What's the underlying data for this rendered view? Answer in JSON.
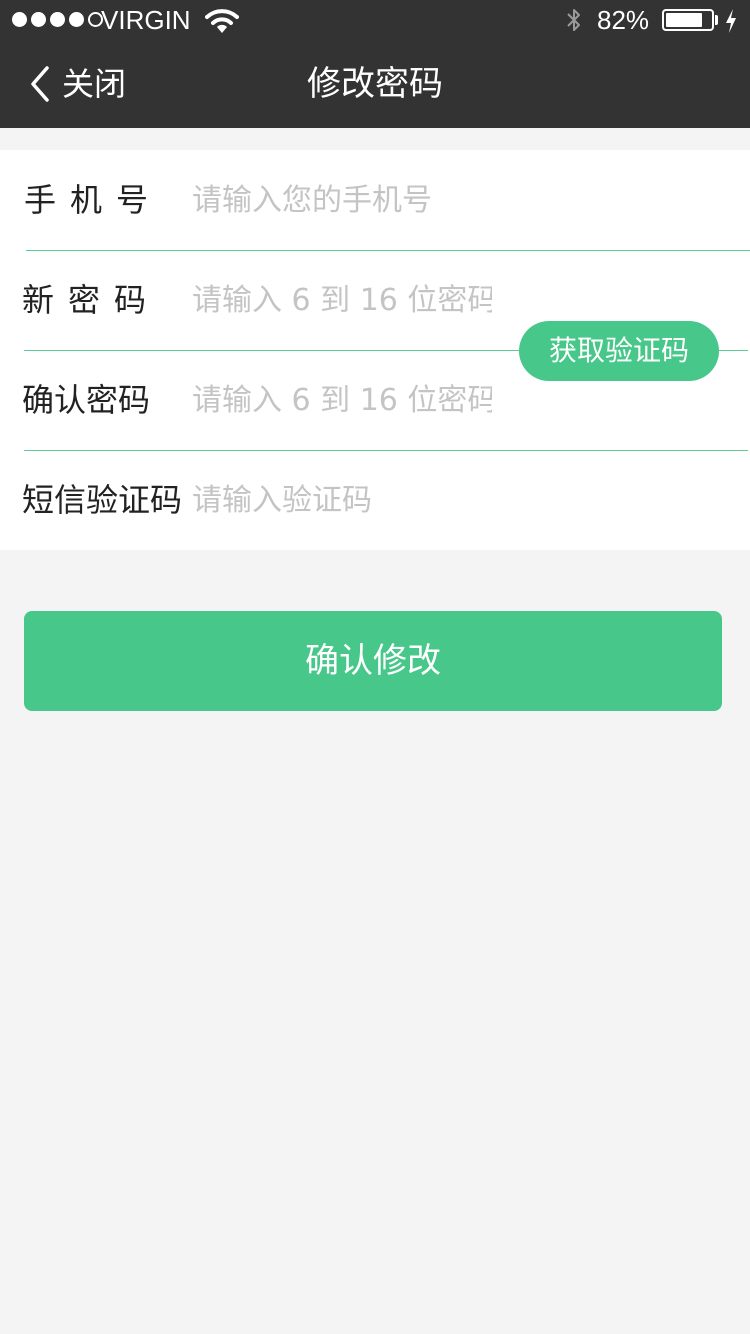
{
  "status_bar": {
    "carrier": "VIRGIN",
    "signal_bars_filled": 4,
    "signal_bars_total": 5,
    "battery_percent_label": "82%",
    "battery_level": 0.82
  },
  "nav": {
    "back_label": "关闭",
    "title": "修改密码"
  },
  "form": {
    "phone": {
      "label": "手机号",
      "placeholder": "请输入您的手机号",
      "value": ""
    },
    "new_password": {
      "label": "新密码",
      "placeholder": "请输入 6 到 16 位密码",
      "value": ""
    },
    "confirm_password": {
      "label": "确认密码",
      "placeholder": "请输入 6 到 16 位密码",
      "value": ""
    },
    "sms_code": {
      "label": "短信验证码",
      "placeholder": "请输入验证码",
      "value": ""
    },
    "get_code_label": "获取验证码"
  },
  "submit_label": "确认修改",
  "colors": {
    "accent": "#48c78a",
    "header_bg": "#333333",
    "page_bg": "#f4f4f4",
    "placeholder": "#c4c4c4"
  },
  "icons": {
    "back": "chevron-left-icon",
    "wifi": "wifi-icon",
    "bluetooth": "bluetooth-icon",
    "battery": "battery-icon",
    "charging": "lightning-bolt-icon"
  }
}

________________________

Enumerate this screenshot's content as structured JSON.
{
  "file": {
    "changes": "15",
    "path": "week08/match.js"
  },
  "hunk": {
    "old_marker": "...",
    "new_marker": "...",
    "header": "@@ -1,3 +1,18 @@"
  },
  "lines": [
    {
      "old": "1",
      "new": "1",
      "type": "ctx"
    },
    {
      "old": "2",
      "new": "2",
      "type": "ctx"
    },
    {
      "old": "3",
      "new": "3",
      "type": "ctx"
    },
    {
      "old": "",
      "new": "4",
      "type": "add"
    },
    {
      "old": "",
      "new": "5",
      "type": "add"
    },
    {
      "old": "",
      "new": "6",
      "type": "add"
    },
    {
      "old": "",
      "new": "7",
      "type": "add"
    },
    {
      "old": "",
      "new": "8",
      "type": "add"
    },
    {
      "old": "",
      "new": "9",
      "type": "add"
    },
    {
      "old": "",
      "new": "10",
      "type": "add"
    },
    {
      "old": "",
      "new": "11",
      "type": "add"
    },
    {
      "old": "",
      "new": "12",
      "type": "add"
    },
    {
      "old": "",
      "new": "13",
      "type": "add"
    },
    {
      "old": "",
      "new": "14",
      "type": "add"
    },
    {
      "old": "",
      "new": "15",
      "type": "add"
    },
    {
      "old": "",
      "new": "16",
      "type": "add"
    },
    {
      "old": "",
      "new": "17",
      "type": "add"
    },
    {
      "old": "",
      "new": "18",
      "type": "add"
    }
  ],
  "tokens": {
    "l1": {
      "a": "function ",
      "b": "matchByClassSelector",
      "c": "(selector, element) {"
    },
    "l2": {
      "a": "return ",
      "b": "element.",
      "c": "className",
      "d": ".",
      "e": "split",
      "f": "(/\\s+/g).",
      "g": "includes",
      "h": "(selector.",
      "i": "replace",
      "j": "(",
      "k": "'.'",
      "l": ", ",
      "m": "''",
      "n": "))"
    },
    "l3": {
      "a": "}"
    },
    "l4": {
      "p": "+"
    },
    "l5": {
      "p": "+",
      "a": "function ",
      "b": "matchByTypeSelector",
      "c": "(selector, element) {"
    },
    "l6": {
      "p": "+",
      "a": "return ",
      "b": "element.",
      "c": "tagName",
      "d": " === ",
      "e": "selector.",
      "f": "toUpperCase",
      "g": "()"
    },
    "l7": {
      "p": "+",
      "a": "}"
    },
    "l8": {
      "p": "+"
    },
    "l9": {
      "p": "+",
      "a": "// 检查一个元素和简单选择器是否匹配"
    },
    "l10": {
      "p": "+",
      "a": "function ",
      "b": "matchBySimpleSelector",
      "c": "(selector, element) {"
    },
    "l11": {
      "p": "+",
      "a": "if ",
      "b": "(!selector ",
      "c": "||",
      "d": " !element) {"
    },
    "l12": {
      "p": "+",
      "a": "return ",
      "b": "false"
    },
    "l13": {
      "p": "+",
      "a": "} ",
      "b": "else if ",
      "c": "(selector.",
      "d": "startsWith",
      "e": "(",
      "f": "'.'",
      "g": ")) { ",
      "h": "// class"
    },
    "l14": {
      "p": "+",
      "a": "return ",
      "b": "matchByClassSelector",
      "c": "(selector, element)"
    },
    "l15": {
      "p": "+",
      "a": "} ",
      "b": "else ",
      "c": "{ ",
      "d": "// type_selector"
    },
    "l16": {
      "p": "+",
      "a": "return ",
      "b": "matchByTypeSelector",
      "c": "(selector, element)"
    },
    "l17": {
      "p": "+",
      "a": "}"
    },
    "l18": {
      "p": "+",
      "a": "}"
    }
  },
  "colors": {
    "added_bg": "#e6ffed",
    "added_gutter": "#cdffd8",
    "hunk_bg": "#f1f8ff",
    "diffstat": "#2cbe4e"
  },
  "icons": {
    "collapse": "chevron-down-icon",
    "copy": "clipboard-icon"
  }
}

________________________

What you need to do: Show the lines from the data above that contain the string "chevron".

Response to this exercise:
    "back": "chevron-left-icon",
    "collapse": "chevron-down-icon",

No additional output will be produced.